> Source material
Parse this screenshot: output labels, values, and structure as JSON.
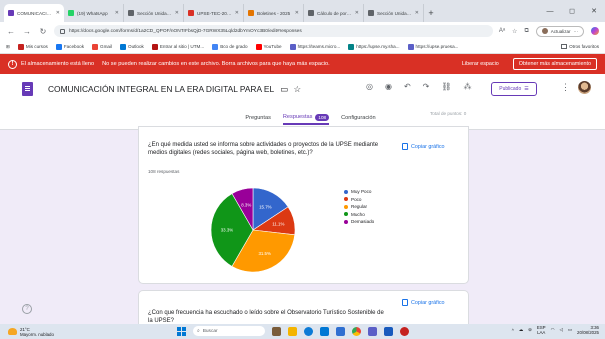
{
  "browser": {
    "tabs": [
      {
        "label": "COMUNICACIÓN",
        "icon": "forms-icon",
        "color": "#673ab7",
        "active": true
      },
      {
        "label": "(19) WhatsApp",
        "icon": "whatsapp-icon",
        "color": "#25d366",
        "active": false
      },
      {
        "label": "Sección Unidad 3",
        "icon": "globe-icon",
        "color": "#5f6368",
        "active": false
      },
      {
        "label": "UPSE-TEC-2025-I",
        "icon": "doc-icon",
        "color": "#d93025",
        "active": false
      },
      {
        "label": "Boletines - 2025",
        "icon": "globe-icon",
        "color": "#e37400",
        "active": false
      },
      {
        "label": "Cálculo de porcen",
        "icon": "globe-icon",
        "color": "#5f6368",
        "active": false
      },
      {
        "label": "Sección Unidad 3",
        "icon": "globe-icon",
        "color": "#5f6368",
        "active": false
      }
    ],
    "url": "https://docs.google.com/forms/d/1a2CD_QPOF/nONTrFbsQjD-7GRWX35Lqld2dbYmOYc3B0/edit#responses",
    "profile_label": "Actualizar",
    "bookmarks": [
      {
        "label": "Mis cursos",
        "color": "#c5221f"
      },
      {
        "label": "Facebook",
        "color": "#1877f2"
      },
      {
        "label": "Gmail",
        "color": "#ea4335"
      },
      {
        "label": "Outlook",
        "color": "#0078d4"
      },
      {
        "label": "Entrar al sitio | UTM...",
        "color": "#b31412"
      },
      {
        "label": "Bco de grado",
        "color": "#4285f4"
      },
      {
        "label": "YouTube",
        "color": "#ff0000"
      },
      {
        "label": "https://teams.micro...",
        "color": "#5b5fc7"
      },
      {
        "label": "https://upse.my.sha...",
        "color": "#038387"
      },
      {
        "label": "https://upse.pruesa...",
        "color": "#5b5fc7"
      }
    ],
    "other_favorites": "Otros favoritos"
  },
  "alert": {
    "title": "El almacenamiento está lleno",
    "message": "No se pueden realizar cambios en este archivo. Borra archivos para que haya más espacio.",
    "free_space": "Liberar espacio",
    "get_more": "Obtener más almacenamiento"
  },
  "form": {
    "title": "COMUNICACIÓN INTEGRAL EN LA ERA DIGITAL PARA EL",
    "publish_label": "Publicado",
    "tabs": {
      "questions": "Preguntas",
      "responses": "Respuestas",
      "responses_count": "108",
      "settings": "Configuración"
    },
    "total_points": "Total de puntos: 0"
  },
  "question1": {
    "text": "¿En qué medida usted se informa sobre actividades o proyectos de la UPSE mediante medios digitales (redes sociales, página web, boletines, etc.)?",
    "responses": "108 respuestas",
    "copy_label": "Copiar gráfico"
  },
  "question2": {
    "text": "¿Con que frecuencia ha escuchado o leído sobre el Observatorio Turístico Sostenible de la UPSE?",
    "copy_label": "Copiar gráfico"
  },
  "chart_data": {
    "type": "pie",
    "categories": [
      "Muy Poco",
      "Poco",
      "Regular",
      "Mucho",
      "Demasiado"
    ],
    "values": [
      15.7,
      11.1,
      31.5,
      33.3,
      8.3
    ],
    "labels": [
      "15.7%",
      "11.1%",
      "31.5%",
      "33.3%",
      "8.3%"
    ],
    "colors": [
      "#3366cc",
      "#dc3912",
      "#ff9900",
      "#109618",
      "#990099"
    ],
    "legend_position": "right"
  },
  "taskbar": {
    "temp": "21°C",
    "weather": "Mayorm. nublado",
    "search_placeholder": "Buscar",
    "lang": "ESP",
    "lang2": "LAA",
    "time": "3:36",
    "date": "20/08/2025"
  }
}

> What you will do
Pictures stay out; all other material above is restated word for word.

> Task output
Parse this screenshot: output labels, values, and structure as JSON.
{
  "browser": {
    "tabs": [
      {
        "label": "COMUNICACIÓN",
        "icon": "forms-icon",
        "color": "#673ab7",
        "active": true
      },
      {
        "label": "(19) WhatsApp",
        "icon": "whatsapp-icon",
        "color": "#25d366",
        "active": false
      },
      {
        "label": "Sección Unidad 3",
        "icon": "globe-icon",
        "color": "#5f6368",
        "active": false
      },
      {
        "label": "UPSE-TEC-2025-I",
        "icon": "doc-icon",
        "color": "#d93025",
        "active": false
      },
      {
        "label": "Boletines - 2025",
        "icon": "globe-icon",
        "color": "#e37400",
        "active": false
      },
      {
        "label": "Cálculo de porcen",
        "icon": "globe-icon",
        "color": "#5f6368",
        "active": false
      },
      {
        "label": "Sección Unidad 3",
        "icon": "globe-icon",
        "color": "#5f6368",
        "active": false
      }
    ],
    "url": "https://docs.google.com/forms/d/1a2CD_QPOF/nONTrFbsQjD-7GRWX35Lqld2dbYmOYc3B0/edit#responses",
    "profile_label": "Actualizar",
    "bookmarks": [
      {
        "label": "Mis cursos",
        "color": "#c5221f"
      },
      {
        "label": "Facebook",
        "color": "#1877f2"
      },
      {
        "label": "Gmail",
        "color": "#ea4335"
      },
      {
        "label": "Outlook",
        "color": "#0078d4"
      },
      {
        "label": "Entrar al sitio | UTM...",
        "color": "#b31412"
      },
      {
        "label": "Bco de grado",
        "color": "#4285f4"
      },
      {
        "label": "YouTube",
        "color": "#ff0000"
      },
      {
        "label": "https://teams.micro...",
        "color": "#5b5fc7"
      },
      {
        "label": "https://upse.my.sha...",
        "color": "#038387"
      },
      {
        "label": "https://upse.pruesa...",
        "color": "#5b5fc7"
      }
    ],
    "other_favorites": "Otros favoritos"
  },
  "alert": {
    "title": "El almacenamiento está lleno",
    "message": "No se pueden realizar cambios en este archivo. Borra archivos para que haya más espacio.",
    "free_space": "Liberar espacio",
    "get_more": "Obtener más almacenamiento"
  },
  "form": {
    "title": "COMUNICACIÓN INTEGRAL EN LA ERA DIGITAL PARA EL",
    "publish_label": "Publicado",
    "tabs": {
      "questions": "Preguntas",
      "responses": "Respuestas",
      "responses_count": "108",
      "settings": "Configuración"
    },
    "total_points": "Total de puntos: 0"
  },
  "question1": {
    "text": "¿En qué medida usted se informa sobre actividades o proyectos de la UPSE mediante medios digitales (redes sociales, página web, boletines, etc.)?",
    "responses": "108 respuestas",
    "copy_label": "Copiar gráfico"
  },
  "question2": {
    "text": "¿Con que frecuencia ha escuchado o leído sobre el Observatorio Turístico Sostenible de la UPSE?",
    "copy_label": "Copiar gráfico"
  },
  "chart_data": {
    "type": "pie",
    "categories": [
      "Muy Poco",
      "Poco",
      "Regular",
      "Mucho",
      "Demasiado"
    ],
    "values": [
      15.7,
      11.1,
      31.5,
      33.3,
      8.3
    ],
    "labels": [
      "15.7%",
      "11.1%",
      "31.5%",
      "33.3%",
      "8.3%"
    ],
    "colors": [
      "#3366cc",
      "#dc3912",
      "#ff9900",
      "#109618",
      "#990099"
    ],
    "legend_position": "right"
  },
  "taskbar": {
    "temp": "21°C",
    "weather": "Mayorm. nublado",
    "search_placeholder": "Buscar",
    "lang": "ESP",
    "lang2": "LAA",
    "time": "3:36",
    "date": "20/08/2025"
  }
}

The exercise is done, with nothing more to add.